Y ninguno de ellos – “and none of them.” Again, “y” means “and.” “ninguno” means “not one.” “De,” again, means “of.” “Ellos” means “them.” At times, it means “they,” but because “de ellos” is a prepositional phrase, “de” is the preposition, and “ellos” is the object of the preposition. An object of a preposition must be a noun or a pronoun. The object form of the pronoun in English is “them,” but they use the same pronoun in Spanish for “they” and “them.” “Ellos” is the masculine form because it has the “o” in it. If there were an “a” instead of an “o” they would be specifically talking about women, but with an “o” they may be talking about men or about men and women together.
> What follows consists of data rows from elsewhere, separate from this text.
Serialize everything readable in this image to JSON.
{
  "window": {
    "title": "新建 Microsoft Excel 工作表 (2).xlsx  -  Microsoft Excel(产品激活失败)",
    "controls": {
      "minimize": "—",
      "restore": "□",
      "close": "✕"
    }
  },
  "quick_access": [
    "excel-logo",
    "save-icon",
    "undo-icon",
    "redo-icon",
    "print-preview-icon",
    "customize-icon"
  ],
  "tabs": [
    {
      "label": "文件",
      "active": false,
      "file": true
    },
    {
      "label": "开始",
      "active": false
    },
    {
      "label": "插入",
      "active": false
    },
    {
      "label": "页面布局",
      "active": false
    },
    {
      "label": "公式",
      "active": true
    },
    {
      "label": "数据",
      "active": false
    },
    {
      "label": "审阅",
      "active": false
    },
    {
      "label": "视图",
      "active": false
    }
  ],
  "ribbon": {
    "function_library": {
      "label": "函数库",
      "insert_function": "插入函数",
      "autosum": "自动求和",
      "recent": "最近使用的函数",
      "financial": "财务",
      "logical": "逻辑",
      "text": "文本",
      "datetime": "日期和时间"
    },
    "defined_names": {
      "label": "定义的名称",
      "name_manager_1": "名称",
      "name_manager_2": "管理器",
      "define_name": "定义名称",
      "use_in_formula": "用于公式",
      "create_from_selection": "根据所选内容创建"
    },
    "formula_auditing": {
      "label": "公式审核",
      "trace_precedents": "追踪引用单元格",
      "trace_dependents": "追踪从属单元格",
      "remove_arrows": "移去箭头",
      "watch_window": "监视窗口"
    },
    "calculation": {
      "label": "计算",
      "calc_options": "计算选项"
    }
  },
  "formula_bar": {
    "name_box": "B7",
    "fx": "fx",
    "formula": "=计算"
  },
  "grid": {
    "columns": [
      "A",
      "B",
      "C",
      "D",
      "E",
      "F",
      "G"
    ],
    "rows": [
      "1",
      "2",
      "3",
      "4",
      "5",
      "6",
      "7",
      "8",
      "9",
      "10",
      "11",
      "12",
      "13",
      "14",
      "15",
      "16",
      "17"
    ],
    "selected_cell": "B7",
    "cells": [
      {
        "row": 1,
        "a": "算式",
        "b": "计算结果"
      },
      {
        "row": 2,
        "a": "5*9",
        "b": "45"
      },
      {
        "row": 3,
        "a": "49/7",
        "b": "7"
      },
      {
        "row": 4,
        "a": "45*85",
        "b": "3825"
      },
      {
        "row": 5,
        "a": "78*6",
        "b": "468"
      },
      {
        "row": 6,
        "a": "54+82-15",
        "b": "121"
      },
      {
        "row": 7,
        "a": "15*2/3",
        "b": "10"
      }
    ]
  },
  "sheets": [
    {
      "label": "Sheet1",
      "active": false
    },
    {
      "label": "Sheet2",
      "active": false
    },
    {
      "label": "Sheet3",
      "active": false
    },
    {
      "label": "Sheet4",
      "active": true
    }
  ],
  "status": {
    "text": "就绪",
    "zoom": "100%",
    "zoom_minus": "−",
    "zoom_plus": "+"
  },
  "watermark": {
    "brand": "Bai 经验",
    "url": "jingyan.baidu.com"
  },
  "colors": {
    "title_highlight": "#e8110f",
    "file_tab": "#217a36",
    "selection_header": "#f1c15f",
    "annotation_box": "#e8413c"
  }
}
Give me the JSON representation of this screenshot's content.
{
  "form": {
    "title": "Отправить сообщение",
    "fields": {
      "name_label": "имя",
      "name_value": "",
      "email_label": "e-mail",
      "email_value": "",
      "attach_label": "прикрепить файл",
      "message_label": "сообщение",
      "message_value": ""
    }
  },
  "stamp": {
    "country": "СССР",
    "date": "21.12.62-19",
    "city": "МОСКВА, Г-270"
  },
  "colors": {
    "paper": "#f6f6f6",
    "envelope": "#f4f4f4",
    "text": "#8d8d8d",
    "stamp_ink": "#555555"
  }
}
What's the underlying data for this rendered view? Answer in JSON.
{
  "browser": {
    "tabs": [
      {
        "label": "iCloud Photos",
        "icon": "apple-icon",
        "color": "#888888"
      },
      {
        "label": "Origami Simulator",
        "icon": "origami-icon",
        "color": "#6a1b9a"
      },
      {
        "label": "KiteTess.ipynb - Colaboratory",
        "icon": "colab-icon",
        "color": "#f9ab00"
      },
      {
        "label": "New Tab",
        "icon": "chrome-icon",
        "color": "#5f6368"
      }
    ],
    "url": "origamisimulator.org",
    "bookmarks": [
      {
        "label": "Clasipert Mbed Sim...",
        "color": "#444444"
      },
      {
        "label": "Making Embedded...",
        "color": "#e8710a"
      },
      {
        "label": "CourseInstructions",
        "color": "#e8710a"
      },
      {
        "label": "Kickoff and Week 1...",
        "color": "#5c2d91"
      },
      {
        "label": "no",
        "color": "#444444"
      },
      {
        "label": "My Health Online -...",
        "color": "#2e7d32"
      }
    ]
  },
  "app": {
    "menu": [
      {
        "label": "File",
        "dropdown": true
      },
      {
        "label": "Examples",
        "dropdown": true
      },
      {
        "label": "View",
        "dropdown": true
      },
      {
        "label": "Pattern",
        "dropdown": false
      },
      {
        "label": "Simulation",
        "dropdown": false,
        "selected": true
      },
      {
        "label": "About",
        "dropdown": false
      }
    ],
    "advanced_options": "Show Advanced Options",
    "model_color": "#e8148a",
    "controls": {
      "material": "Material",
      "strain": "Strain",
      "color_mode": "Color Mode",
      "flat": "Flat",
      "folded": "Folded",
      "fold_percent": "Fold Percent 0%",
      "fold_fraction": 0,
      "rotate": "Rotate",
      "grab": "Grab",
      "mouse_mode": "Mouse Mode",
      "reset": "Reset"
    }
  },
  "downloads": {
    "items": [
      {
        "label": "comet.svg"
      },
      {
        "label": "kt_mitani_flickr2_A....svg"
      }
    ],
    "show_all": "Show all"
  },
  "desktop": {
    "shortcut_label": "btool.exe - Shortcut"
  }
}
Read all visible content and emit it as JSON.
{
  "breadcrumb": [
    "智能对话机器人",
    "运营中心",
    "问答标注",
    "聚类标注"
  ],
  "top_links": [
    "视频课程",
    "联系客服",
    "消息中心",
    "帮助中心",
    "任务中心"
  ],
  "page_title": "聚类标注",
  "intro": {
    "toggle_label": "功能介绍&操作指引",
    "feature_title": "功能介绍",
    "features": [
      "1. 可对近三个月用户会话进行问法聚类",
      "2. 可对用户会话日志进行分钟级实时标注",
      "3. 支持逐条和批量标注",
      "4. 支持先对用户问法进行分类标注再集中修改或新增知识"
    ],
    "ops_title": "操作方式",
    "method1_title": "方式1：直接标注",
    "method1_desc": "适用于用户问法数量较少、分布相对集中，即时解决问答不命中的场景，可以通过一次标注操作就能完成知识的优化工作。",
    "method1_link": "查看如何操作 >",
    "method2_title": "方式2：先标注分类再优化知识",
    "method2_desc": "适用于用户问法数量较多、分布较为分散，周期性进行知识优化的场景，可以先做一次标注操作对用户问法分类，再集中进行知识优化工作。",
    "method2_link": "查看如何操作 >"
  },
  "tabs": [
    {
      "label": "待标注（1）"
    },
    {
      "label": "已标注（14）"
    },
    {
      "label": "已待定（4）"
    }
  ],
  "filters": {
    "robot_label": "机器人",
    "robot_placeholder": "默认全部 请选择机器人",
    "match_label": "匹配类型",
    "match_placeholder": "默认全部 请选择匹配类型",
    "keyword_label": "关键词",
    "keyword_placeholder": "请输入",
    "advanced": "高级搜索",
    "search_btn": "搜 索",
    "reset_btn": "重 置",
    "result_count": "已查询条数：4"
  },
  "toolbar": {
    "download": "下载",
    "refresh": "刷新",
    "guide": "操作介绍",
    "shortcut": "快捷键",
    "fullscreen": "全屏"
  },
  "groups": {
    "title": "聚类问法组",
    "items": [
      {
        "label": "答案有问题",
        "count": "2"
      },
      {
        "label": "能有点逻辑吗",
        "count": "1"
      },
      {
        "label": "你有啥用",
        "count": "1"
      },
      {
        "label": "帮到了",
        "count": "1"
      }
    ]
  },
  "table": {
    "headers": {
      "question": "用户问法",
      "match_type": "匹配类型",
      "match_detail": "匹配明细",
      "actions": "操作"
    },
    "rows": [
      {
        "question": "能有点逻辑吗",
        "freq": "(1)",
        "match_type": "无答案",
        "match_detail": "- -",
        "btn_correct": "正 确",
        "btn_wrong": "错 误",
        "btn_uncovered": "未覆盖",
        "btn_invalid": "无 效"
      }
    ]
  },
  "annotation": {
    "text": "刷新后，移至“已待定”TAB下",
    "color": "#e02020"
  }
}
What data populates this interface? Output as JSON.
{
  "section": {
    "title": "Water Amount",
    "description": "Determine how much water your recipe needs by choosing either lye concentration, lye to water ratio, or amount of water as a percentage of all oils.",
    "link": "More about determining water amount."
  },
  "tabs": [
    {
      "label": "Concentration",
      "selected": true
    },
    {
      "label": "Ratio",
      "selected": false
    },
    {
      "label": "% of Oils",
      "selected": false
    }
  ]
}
carece – “it lacks” or “he lacks” or “she lacks.” “Carece” comes from “carecer” which means “to lack.” It is the third person singular simple present tense form which means that it happens everyday and the pronoun embedded could be “he, she, or it.”

de significado – “of meaning.” We know that “de” means “of.” “significar” means “to mean.” We have a noun like this in English “significance.” If we say, “What significance does it have?” We are saying, “What does it mean?” That “ado” on the end means that “significado” is a gerund which means it looks like a verb, but it is a noun. In fact, “significado” is the object of the preposition “de,” and objects of the preposition can only be nouns or pronouns.

Let’s put this verse all together: “There are so many kind of languages surely, in the world and none of them lacks meaning.”

Si dices algo, la gente necesitan intender. (If you say something, the people need to understand.)Photo by Pixabay on Pexels.com

It seems the apostle Paul is adamant about telling these people that when they speak, they need to make themselves understood. If you walk into a church and someone is standing up there saying something you don’t understand, it does no good. They are “speaking into the air.” Every language has meaning, and he thinks everyone should be understood by the people in the church because the church needs to be built up by what is being said.

Since we are talking about languages, it seems that there is another verb that keeps being used “to say” (decir). Let’s conjugate this verb:

Simple present tense: I say – digo, you say – dices, he, she , it says – dice, we say – decimos, they say – dicen.

Simple past tense: I said – dije, you said – dijiste, he, she, it says and respectful you said – dijo, we said – decimos, they said – dicieron.

Ella decira’ como hacer lo. (She will say how to do it.)Photo by bruce mars on Pexels.com

Future tense – I will say – decire’, you will say – deciras, he, she it will say or respectful you will say – decira’, we will say – deciremos, they will say – diran.

present perfect, a type of past tense – I have said – he dicho, you have said – has dicho, he, she it has said or respectful you have said – ha dicho, we have said -hemos dicho, they have said – han dicho.

Present progressive tense: I am saying – estoy diciendo, you are saying – estas diciendo, he, she, it is saying – esta diciendo, we are staying – estamso diciendo, they are saying – estan diciendo.

Another future tense: I am going to say – voy a decir, you are going to say – vas a decir, he is going to say – va a decir, we are going to say – vamos a decir, they are going to say – van a decir.

Estoy diciendo como hablar espanol y como entiendes la Biblia. (I am saying how to speak Spanish and how to understand the Bible.)Photo by Pixabay on Pexels.com

Okay, there you have two more verses from 1 Corinthians 14, the language chapter (el capitulo de idiomas). I hope you are getting lots of good out of the Spanish grammar as well as from what the apostle Paul is saying (esta diciendo).

Leave a Reply